The invention of military dances was attributed to Athena.  Plato, in Laws, mentions the sword-dance of the Kouretes in Krete, the Dioskouroi in Lakedaimon and in Athens, identifying them as features of cults of the Kouretes, Dioskuroi and Athena. “Our Virgin-Lady Parthenos Athena, gladdened by the pastime of the dance, deemed it not seemly to sport with empty hands, but rather to tread the measure vested in full panoply. These examples would well become the boys and girls to copy, and so cultivate the favor of the goddess, alike for service in war and for use at festivals.”

Statue of Athena

Statue of Athena (Foto: Jürgen Howaldt/ CC BY-SA 3.0 de )

To celebrate Athena during festivals dedicated to her worship, Athenians would perform the Pyrrhic dance. It was a male coming-of-age initiation ritual linked to a warrior victory celebration.

READ MORE…

This is a free preview of an exclusive article from Ancient Origins PREMIUM.

To enjoy the rest of this article please join us there . When you subscribe, you get immediate and full access to all Premium articles , free eBooks, webinars by expert guests, discounts for online stores, and much more!

Top Image: Men perform Batumi, a Georgian Sword Dance ( CC BY 2.0 )

By Martini Fisher

Register to become part of our active community, get updates, receive a monthly newsletter, and enjoy the benefits and rewards of our member point system OR just post your comment below as a Guest.

Ancient Places

Illustration of the "Emmons mask", a Mississippian culture carved cedarwood human face shaped object once covered in copper and painted with galena and used as part of a headdress
The City of Moundsville is located along the Ohio River in Marshall County, West Virginia. From the time of European settlement in the 1770s, Moundsville was regarded by antiquarians as one of the most significant ancient sites in North America.

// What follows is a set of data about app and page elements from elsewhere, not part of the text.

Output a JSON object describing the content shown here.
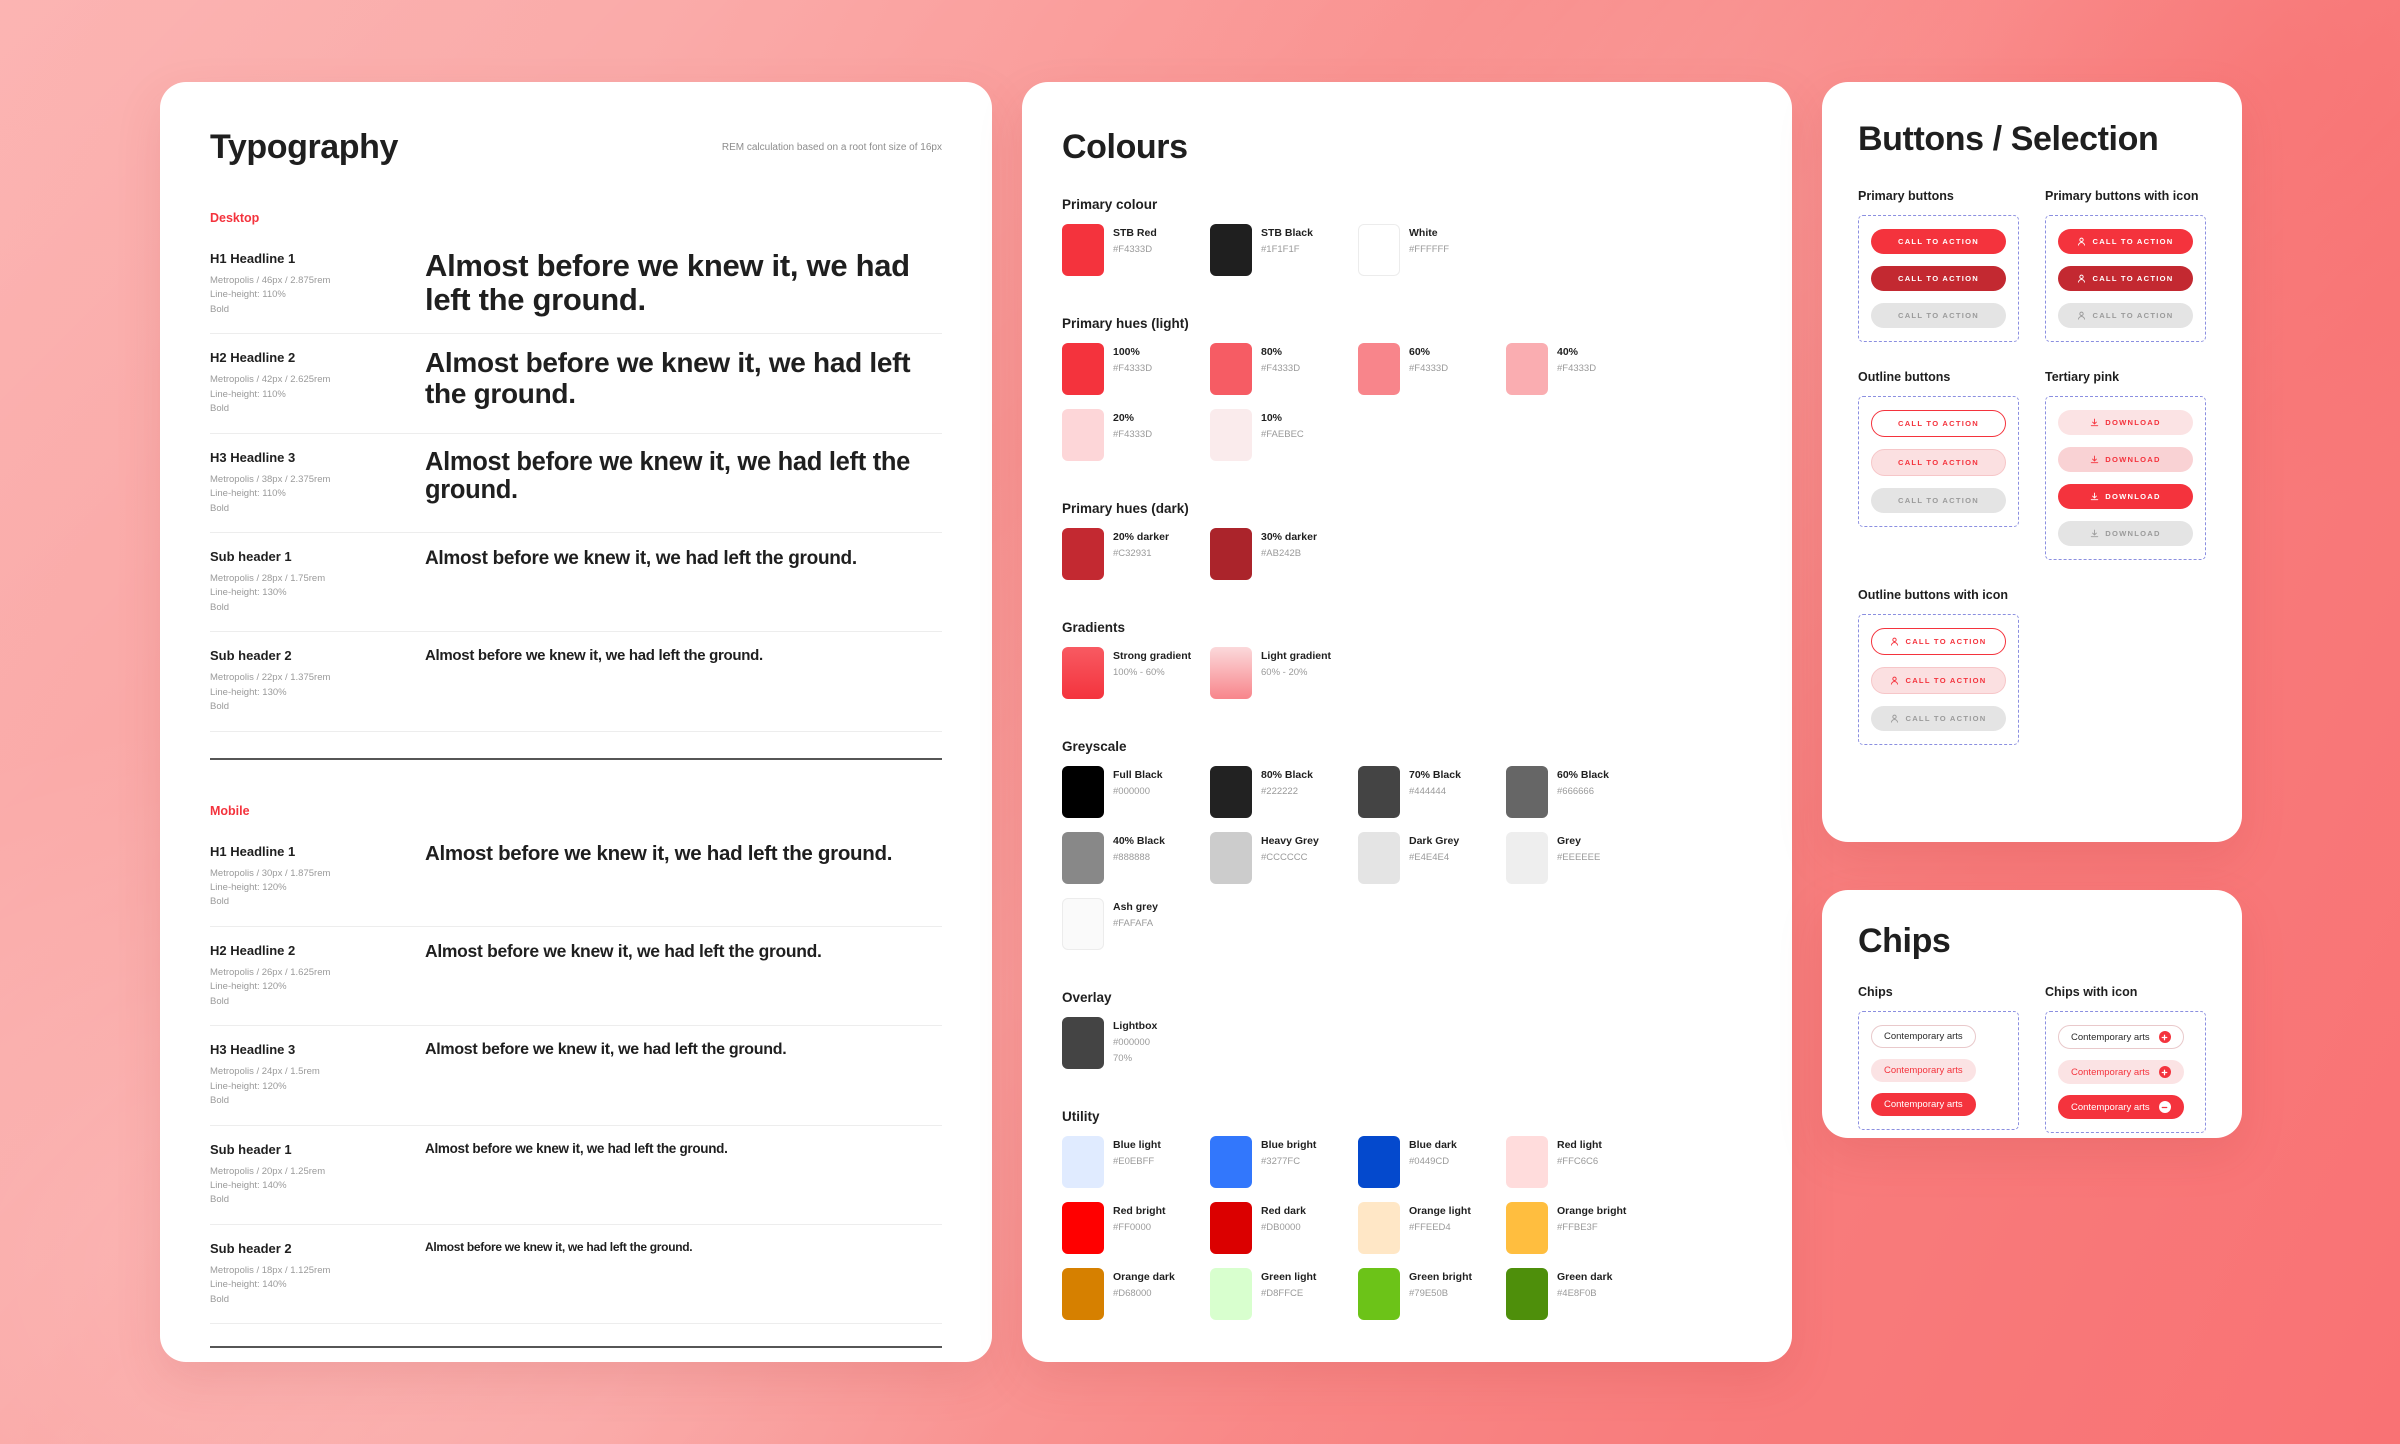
{
  "typography": {
    "title": "Typography",
    "rem_note": "REM calculation based on a root font size of 16px",
    "sections": [
      {
        "tag": "Desktop",
        "rows": [
          {
            "name": "H1 Headline 1",
            "spec_font": "Metropolis / 46px / 2.875rem",
            "spec_lh": "Line-height: 110%",
            "spec_weight": "Bold",
            "sample": "Almost before we knew it, we had left the ground.",
            "size": 31,
            "lh": 1.1
          },
          {
            "name": "H2 Headline 2",
            "spec_font": "Metropolis / 42px / 2.625rem",
            "spec_lh": "Line-height: 110%",
            "spec_weight": "Bold",
            "sample": "Almost before we knew it, we had left the ground.",
            "size": 28,
            "lh": 1.1
          },
          {
            "name": "H3 Headline 3",
            "spec_font": "Metropolis / 38px / 2.375rem",
            "spec_lh": "Line-height: 110%",
            "spec_weight": "Bold",
            "sample": "Almost before we knew it, we had left the ground.",
            "size": 25.5,
            "lh": 1.1
          },
          {
            "name": "Sub header 1",
            "spec_font": "Metropolis / 28px / 1.75rem",
            "spec_lh": "Line-height: 130%",
            "spec_weight": "Bold",
            "sample": "Almost before we knew it, we had left the ground.",
            "size": 19,
            "lh": 1.3
          },
          {
            "name": "Sub header 2",
            "spec_font": "Metropolis / 22px / 1.375rem",
            "spec_lh": "Line-height: 130%",
            "spec_weight": "Bold",
            "sample": "Almost before we knew it, we had left the ground.",
            "size": 15,
            "lh": 1.3
          }
        ]
      },
      {
        "tag": "Mobile",
        "rows": [
          {
            "name": "H1 Headline 1",
            "spec_font": "Metropolis / 30px / 1.875rem",
            "spec_lh": "Line-height: 120%",
            "spec_weight": "Bold",
            "sample": "Almost before we knew it, we had left the ground.",
            "size": 20.5,
            "lh": 1.2
          },
          {
            "name": "H2 Headline 2",
            "spec_font": "Metropolis / 26px / 1.625rem",
            "spec_lh": "Line-height: 120%",
            "spec_weight": "Bold",
            "sample": "Almost before we knew it, we had left the ground.",
            "size": 17.5,
            "lh": 1.2
          },
          {
            "name": "H3 Headline 3",
            "spec_font": "Metropolis / 24px / 1.5rem",
            "spec_lh": "Line-height: 120%",
            "spec_weight": "Bold",
            "sample": "Almost before we knew it, we had left the ground.",
            "size": 16,
            "lh": 1.2
          },
          {
            "name": "Sub header 1",
            "spec_font": "Metropolis / 20px / 1.25rem",
            "spec_lh": "Line-height: 140%",
            "spec_weight": "Bold",
            "sample": "Almost before we knew it, we had left the ground.",
            "size": 13.5,
            "lh": 1.4
          },
          {
            "name": "Sub header 2",
            "spec_font": "Metropolis / 18px / 1.125rem",
            "spec_lh": "Line-height: 140%",
            "spec_weight": "Bold",
            "sample": "Almost before we knew it, we had left the ground.",
            "size": 12,
            "lh": 1.4
          }
        ]
      }
    ]
  },
  "colours": {
    "title": "Colours",
    "groups": [
      {
        "title": "Primary colour",
        "swatches": [
          {
            "name": "STB Red",
            "hex": "#F4333D",
            "fill": "#F4333D"
          },
          {
            "name": "STB Black",
            "hex": "#1F1F1F",
            "fill": "#1F1F1F"
          },
          {
            "name": "White",
            "hex": "#FFFFFF",
            "fill": "#FFFFFF",
            "bordered": true
          }
        ]
      },
      {
        "title": "Primary hues (light)",
        "swatches": [
          {
            "name": "100%",
            "hex": "#F4333D",
            "fill": "#F4333D"
          },
          {
            "name": "80%",
            "hex": "#F4333D",
            "fill": "#F65C64"
          },
          {
            "name": "60%",
            "hex": "#F4333D",
            "fill": "#F8858B"
          },
          {
            "name": "40%",
            "hex": "#F4333D",
            "fill": "#FAADB1"
          },
          {
            "name": "20%",
            "hex": "#F4333D",
            "fill": "#FDD6D8"
          },
          {
            "name": "10%",
            "hex": "#FAEBEC",
            "fill": "#FAEBEC"
          }
        ]
      },
      {
        "title": "Primary hues (dark)",
        "swatches": [
          {
            "name": "20% darker",
            "hex": "#C32931",
            "fill": "#C32931"
          },
          {
            "name": "30% darker",
            "hex": "#AB242B",
            "fill": "#AB242B"
          }
        ]
      },
      {
        "title": "Gradients",
        "swatches": [
          {
            "name": "Strong gradient",
            "hex": "100% - 60%",
            "gradient": "linear-gradient(180deg,#F85A62 0%,#F4333D 100%)"
          },
          {
            "name": "Light gradient",
            "hex": "60% - 20%",
            "gradient": "linear-gradient(180deg,#FBD9DB 0%,#F8858B 100%)"
          }
        ]
      },
      {
        "title": "Greyscale",
        "swatches": [
          {
            "name": "Full Black",
            "hex": "#000000",
            "fill": "#000000"
          },
          {
            "name": "80% Black",
            "hex": "#222222",
            "fill": "#222222"
          },
          {
            "name": "70% Black",
            "hex": "#444444",
            "fill": "#444444"
          },
          {
            "name": "60% Black",
            "hex": "#666666",
            "fill": "#666666"
          },
          {
            "name": "40% Black",
            "hex": "#888888",
            "fill": "#888888"
          },
          {
            "name": "Heavy Grey",
            "hex": "#CCCCCC",
            "fill": "#CCCCCC"
          },
          {
            "name": "Dark Grey",
            "hex": "#E4E4E4",
            "fill": "#E4E4E4"
          },
          {
            "name": "Grey",
            "hex": "#EEEEEE",
            "fill": "#EEEEEE"
          },
          {
            "name": "Ash grey",
            "hex": "#FAFAFA",
            "fill": "#FAFAFA",
            "bordered": true
          }
        ]
      },
      {
        "title": "Overlay",
        "swatches": [
          {
            "name": "Lightbox",
            "hex": "#000000",
            "extra": "70%",
            "fill": "#444444"
          }
        ]
      },
      {
        "title": "Utility",
        "swatches": [
          {
            "name": "Blue light",
            "hex": "#E0EBFF",
            "fill": "#E0EBFF"
          },
          {
            "name": "Blue bright",
            "hex": "#3277FC",
            "fill": "#3277FC"
          },
          {
            "name": "Blue dark",
            "hex": "#0449CD",
            "fill": "#0449CD"
          },
          {
            "name": "Red light",
            "hex": "#FFC6C6",
            "fill": "#FFDCDC"
          },
          {
            "name": "Red bright",
            "hex": "#FF0000",
            "fill": "#FF0000"
          },
          {
            "name": "Red dark",
            "hex": "#DB0000",
            "fill": "#DB0000"
          },
          {
            "name": "Orange light",
            "hex": "#FFEED4",
            "fill": "#FFE7C6"
          },
          {
            "name": "Orange bright",
            "hex": "#FFBE3F",
            "fill": "#FFBE3F"
          },
          {
            "name": "Orange dark",
            "hex": "#D68000",
            "fill": "#D68000"
          },
          {
            "name": "Green light",
            "hex": "#D8FFCE",
            "fill": "#D8FFCE"
          },
          {
            "name": "Green bright",
            "hex": "#79E50B",
            "fill": "#6CC318"
          },
          {
            "name": "Green dark",
            "hex": "#4E8F0B",
            "fill": "#4E8F0B"
          }
        ]
      }
    ]
  },
  "buttons": {
    "title": "Buttons / Selection",
    "groups": [
      {
        "title": "Primary buttons",
        "labels": [
          "CALL TO ACTION",
          "CALL TO ACTION",
          "CALL TO ACTION"
        ]
      },
      {
        "title": "Primary buttons with icon",
        "labels": [
          "CALL TO ACTION",
          "CALL TO ACTION",
          "CALL TO ACTION"
        ],
        "icon": "person-icon"
      },
      {
        "title": "Outline buttons",
        "labels": [
          "CALL TO ACTION",
          "CALL TO ACTION",
          "CALL TO ACTION"
        ]
      },
      {
        "title": "Tertiary pink",
        "labels": [
          "DOWNLOAD",
          "DOWNLOAD",
          "DOWNLOAD",
          "DOWNLOAD"
        ],
        "icon": "download-icon"
      },
      {
        "title": "Outline buttons with icon",
        "labels": [
          "CALL TO ACTION",
          "CALL TO ACTION",
          "CALL TO ACTION"
        ],
        "icon": "person-icon"
      }
    ]
  },
  "chips": {
    "title": "Chips",
    "groups": [
      {
        "title": "Chips",
        "labels": [
          "Contemporary arts",
          "Contemporary arts",
          "Contemporary arts"
        ]
      },
      {
        "title": "Chips with icon",
        "labels": [
          "Contemporary arts",
          "Contemporary arts",
          "Contemporary arts"
        ],
        "icons": [
          "plus-icon",
          "plus-icon",
          "minus-icon"
        ]
      }
    ]
  }
}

For it was here that the Adena mound builders and their descendants constructed the largest ceremonial center in the Upper Ohio Valley

Our Mission

At Ancient Origins, we believe that one of the most important fields of knowledge we can pursue as human beings is our beginnings. And while some people may seem content with the story as it stands, our view is that there exists countless mysteries, scientific anomalies and surprising artifacts that have yet to be discovered and explained.

The goal of Ancient Origins is to highlight recent archaeological discoveries, peer-reviewed academic research and evidence, as well as offering alternative viewpoints and explanations of science, archaeology, mythology, religion and history around the globe.

We’re the only Pop Archaeology site combining scientific research with out-of-the-box perspectives.

By bringing together top experts and authors, this archaeology website explores lost civilizations, examines sacred writings, tours ancient places, investigates ancient discoveries and questions mysterious happenings. Our open community is dedicated to digging into the origins of our species on planet earth, and question wherever the discoveries might take us. We seek to retell the story of our beginnings. 

Ancient Image Galleries

View from the Castle Gate (Burgtor). (Public Domain)
Door surrounded by roots of Tetrameles nudiflora in the Khmer temple of Ta Phrom, Angkor temple complex, located today in Cambodia. (CC BY-SA 3.0)
Cable car in the Xihai (West Sea) Grand Canyon (CC BY-SA 4.0)
Next article